-- RECORDS FOR THIS TASK --

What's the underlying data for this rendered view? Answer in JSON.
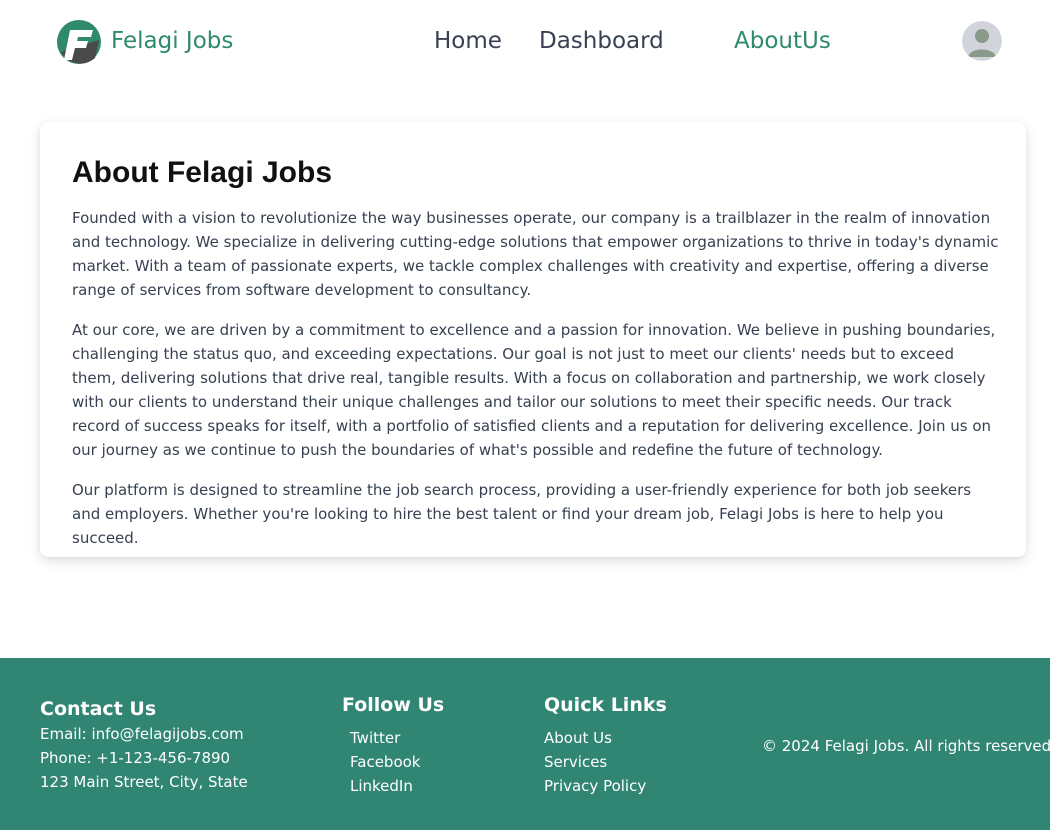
{
  "header": {
    "brand": "Felagi Jobs",
    "nav": {
      "home": "Home",
      "dashboard": "Dashboard",
      "about": "AboutUs"
    },
    "accent_color": "#2f8a6a"
  },
  "main": {
    "title": "About Felagi Jobs",
    "paragraphs": [
      "Founded with a vision to revolutionize the way businesses operate, our company is a trailblazer in the realm of innovation and technology. We specialize in delivering cutting-edge solutions that empower organizations to thrive in today's dynamic market. With a team of passionate experts, we tackle complex challenges with creativity and expertise, offering a diverse range of services from software development to consultancy.",
      "At our core, we are driven by a commitment to excellence and a passion for innovation. We believe in pushing boundaries, challenging the status quo, and exceeding expectations. Our goal is not just to meet our clients' needs but to exceed them, delivering solutions that drive real, tangible results. With a focus on collaboration and partnership, we work closely with our clients to understand their unique challenges and tailor our solutions to meet their specific needs. Our track record of success speaks for itself, with a portfolio of satisfied clients and a reputation for delivering excellence. Join us on our journey as we continue to push the boundaries of what's possible and redefine the future of technology.",
      "Our platform is designed to streamline the job search process, providing a user-friendly experience for both job seekers and employers. Whether you're looking to hire the best talent or find your dream job, Felagi Jobs is here to help you succeed."
    ]
  },
  "footer": {
    "background": "#318573",
    "contact": {
      "heading": "Contact Us",
      "email": "Email: info@felagijobs.com",
      "phone": "Phone: +1-123-456-7890",
      "address": "123 Main Street, City, State"
    },
    "follow": {
      "heading": "Follow Us",
      "links": [
        "Twitter",
        "Facebook",
        "LinkedIn"
      ]
    },
    "quick_links": {
      "heading": "Quick Links",
      "links": [
        "About Us",
        "Services",
        "Privacy Policy"
      ]
    },
    "copyright": "© 2024 Felagi Jobs. All rights reserved."
  }
}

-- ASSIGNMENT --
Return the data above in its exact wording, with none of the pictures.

-- SOLUTION TO THIS EXERCISE --
What's the underlying data for this rendered view? Answer in JSON.
{
  "header": {
    "brand": "Felagi Jobs",
    "nav": {
      "home": "Home",
      "dashboard": "Dashboard",
      "about": "AboutUs"
    },
    "accent_color": "#2f8a6a"
  },
  "main": {
    "title": "About Felagi Jobs",
    "paragraphs": [
      "Founded with a vision to revolutionize the way businesses operate, our company is a trailblazer in the realm of innovation and technology. We specialize in delivering cutting-edge solutions that empower organizations to thrive in today's dynamic market. With a team of passionate experts, we tackle complex challenges with creativity and expertise, offering a diverse range of services from software development to consultancy.",
      "At our core, we are driven by a commitment to excellence and a passion for innovation. We believe in pushing boundaries, challenging the status quo, and exceeding expectations. Our goal is not just to meet our clients' needs but to exceed them, delivering solutions that drive real, tangible results. With a focus on collaboration and partnership, we work closely with our clients to understand their unique challenges and tailor our solutions to meet their specific needs. Our track record of success speaks for itself, with a portfolio of satisfied clients and a reputation for delivering excellence. Join us on our journey as we continue to push the boundaries of what's possible and redefine the future of technology.",
      "Our platform is designed to streamline the job search process, providing a user-friendly experience for both job seekers and employers. Whether you're looking to hire the best talent or find your dream job, Felagi Jobs is here to help you succeed."
    ]
  },
  "footer": {
    "background": "#318573",
    "contact": {
      "heading": "Contact Us",
      "email": "Email: info@felagijobs.com",
      "phone": "Phone: +1-123-456-7890",
      "address": "123 Main Street, City, State"
    },
    "follow": {
      "heading": "Follow Us",
      "links": [
        "Twitter",
        "Facebook",
        "LinkedIn"
      ]
    },
    "quick_links": {
      "heading": "Quick Links",
      "links": [
        "About Us",
        "Services",
        "Privacy Policy"
      ]
    },
    "copyright": "© 2024 Felagi Jobs. All rights reserved."
  }
}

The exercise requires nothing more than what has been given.